Access to Healthcare or Access to a Green Card?

December 10, 2018

Two years ago, my wife and I received the best news any young couple could hear, we were expecting a bundle of joy. Although we were excited about being new parents, we were also concerned about paying for our medical needs.

You see, Busarakham* and I were international students from Thailand. I was a fourth-year graduate student at New Mexico State University (NMSU). Our only income was my salary as a research assistant, which was about $1700 per month before tax. Even though we both had health insurance through NMSU, the deductible was too high to add pre- and post-natal care and delivery coverage.

A friend suggested that we apply for the Medicaid program. We were elated that our income qualified us for the Medicaid pregnancy program, which is considered non-emergency Medicaid. Without the Medicaid program, I’m not sure how we could have afforded the prenatal care. About three months after the baby was born, we switched back to our previous health insurance for follow up appointments and hospital visits.

I never thought that a decision to ensure the health of my family would later show up in a such a calamitous way.

When I graduated at the beginning of this year, I received an incredible job opportunity. The employer was even willing to sponsor me with a green card application. The feeling of of elation was short-lived when I learned that if we were still on Medicaid, we may not be able to obtain my green card due to Trump’s proposed Public Charge Rule.

The rule allows immigration officials to base their decisions about granting permanent status or entry to the US on frivolous factors. Accessing public assistance programs like Medicaid, SNAP benefits, or housing programs could count against immigrants in their application for permanent resident status. Existing health conditions or disabilities, family size, ability to speak English and household income would also be considered.

The government plays an important role in achieving the well-being of families through long-standing programs that provide support and assistance. All families are deserving of dignity, support and care.This rule is an absurd attack on immigrant communities and another one of Trump’s attempts to make drastic change to the immigration system without the input of Congress.

When my wife and I migrated from Thailand to pursue our education, we envisioned a world where we could thrive. Contrary to what many believe, it is not an easy task to migrate to the US. My wife and I went through hurdles to come here. We don’t need more barriers for immigrant communities or their families.

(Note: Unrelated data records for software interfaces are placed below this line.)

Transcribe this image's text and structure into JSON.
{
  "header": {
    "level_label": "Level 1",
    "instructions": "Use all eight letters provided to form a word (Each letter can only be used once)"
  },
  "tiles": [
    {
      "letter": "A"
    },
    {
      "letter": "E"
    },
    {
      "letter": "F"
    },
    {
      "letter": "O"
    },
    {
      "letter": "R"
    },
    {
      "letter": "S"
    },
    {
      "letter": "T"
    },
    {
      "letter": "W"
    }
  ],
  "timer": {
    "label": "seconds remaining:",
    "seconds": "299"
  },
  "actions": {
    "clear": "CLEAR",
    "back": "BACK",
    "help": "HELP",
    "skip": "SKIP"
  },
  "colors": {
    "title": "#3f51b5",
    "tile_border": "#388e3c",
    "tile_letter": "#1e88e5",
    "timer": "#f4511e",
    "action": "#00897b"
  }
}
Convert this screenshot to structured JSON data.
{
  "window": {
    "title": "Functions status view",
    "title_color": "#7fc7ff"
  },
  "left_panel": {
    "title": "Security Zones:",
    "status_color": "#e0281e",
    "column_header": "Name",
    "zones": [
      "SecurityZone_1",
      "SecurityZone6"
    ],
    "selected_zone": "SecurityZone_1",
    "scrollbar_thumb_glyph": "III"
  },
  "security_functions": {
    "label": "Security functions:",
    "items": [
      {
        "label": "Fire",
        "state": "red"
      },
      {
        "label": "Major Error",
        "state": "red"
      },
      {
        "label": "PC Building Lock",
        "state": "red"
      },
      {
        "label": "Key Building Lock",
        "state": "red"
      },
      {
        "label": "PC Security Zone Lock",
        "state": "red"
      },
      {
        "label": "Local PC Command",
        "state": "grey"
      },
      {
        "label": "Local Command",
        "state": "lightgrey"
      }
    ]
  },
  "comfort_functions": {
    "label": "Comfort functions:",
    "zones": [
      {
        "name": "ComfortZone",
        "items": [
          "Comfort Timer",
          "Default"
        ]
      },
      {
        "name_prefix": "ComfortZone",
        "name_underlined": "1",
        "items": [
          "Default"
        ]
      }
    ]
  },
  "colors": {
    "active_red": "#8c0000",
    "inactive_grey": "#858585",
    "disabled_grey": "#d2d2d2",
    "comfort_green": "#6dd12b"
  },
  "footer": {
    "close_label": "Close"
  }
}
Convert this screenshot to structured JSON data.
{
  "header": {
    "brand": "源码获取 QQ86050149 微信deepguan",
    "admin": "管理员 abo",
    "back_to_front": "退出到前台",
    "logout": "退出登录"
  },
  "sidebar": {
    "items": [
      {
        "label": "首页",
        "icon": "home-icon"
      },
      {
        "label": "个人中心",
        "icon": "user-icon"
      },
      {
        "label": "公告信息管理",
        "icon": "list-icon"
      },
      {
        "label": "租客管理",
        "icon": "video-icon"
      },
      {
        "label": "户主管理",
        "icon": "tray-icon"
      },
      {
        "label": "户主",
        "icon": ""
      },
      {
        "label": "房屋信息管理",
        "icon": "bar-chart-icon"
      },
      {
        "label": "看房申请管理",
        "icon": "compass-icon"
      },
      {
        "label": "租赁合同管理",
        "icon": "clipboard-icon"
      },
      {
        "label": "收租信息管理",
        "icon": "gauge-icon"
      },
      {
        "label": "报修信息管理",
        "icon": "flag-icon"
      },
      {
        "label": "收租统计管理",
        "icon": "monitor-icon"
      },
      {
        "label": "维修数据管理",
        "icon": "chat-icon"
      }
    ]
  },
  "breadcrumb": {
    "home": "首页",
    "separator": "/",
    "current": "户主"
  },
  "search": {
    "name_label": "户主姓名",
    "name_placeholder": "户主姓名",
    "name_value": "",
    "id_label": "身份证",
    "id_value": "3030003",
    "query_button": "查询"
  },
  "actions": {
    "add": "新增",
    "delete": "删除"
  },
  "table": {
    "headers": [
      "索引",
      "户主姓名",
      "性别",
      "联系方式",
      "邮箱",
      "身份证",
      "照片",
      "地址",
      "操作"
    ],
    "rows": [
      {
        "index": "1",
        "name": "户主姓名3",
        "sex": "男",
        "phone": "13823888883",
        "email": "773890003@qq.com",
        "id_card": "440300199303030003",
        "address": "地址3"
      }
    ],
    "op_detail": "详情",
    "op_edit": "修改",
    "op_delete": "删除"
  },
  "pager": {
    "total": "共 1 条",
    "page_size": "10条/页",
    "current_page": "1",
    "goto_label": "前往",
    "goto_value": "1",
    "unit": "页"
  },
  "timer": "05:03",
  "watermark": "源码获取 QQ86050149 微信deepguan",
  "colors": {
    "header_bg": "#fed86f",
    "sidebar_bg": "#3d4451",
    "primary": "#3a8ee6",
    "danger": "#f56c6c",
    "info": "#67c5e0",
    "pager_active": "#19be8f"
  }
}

This rule does just that. It creates more barriers.

If finalized, nearly 26 million people might disenroll in public programs that support their basic needs and help them thrive.

More than ever, our communities have to speak up and speak out about this egregious rule.

Forward Together and the New Mexico Asian Family Center are calling on community members to submit public comments opposing this unjust rule to the Department of Homeland Security. Legally, the department is required to read and respond to every unique comment, so our messages can’t be ignored.

There are only a few days to flood DHS with comments; they must be submitted by December 10, 2018.

Join us as we work to ensure that all families, no matter how they are formed, have access to the rights, recognition and resources they need to thrive!

Community Member
New Mexico Asian Family Center, a partner of Forward Together

*The names of the New Mexico community members who shared their story were changed for the purposes of protecting their family.

Submit your comment to DHS now.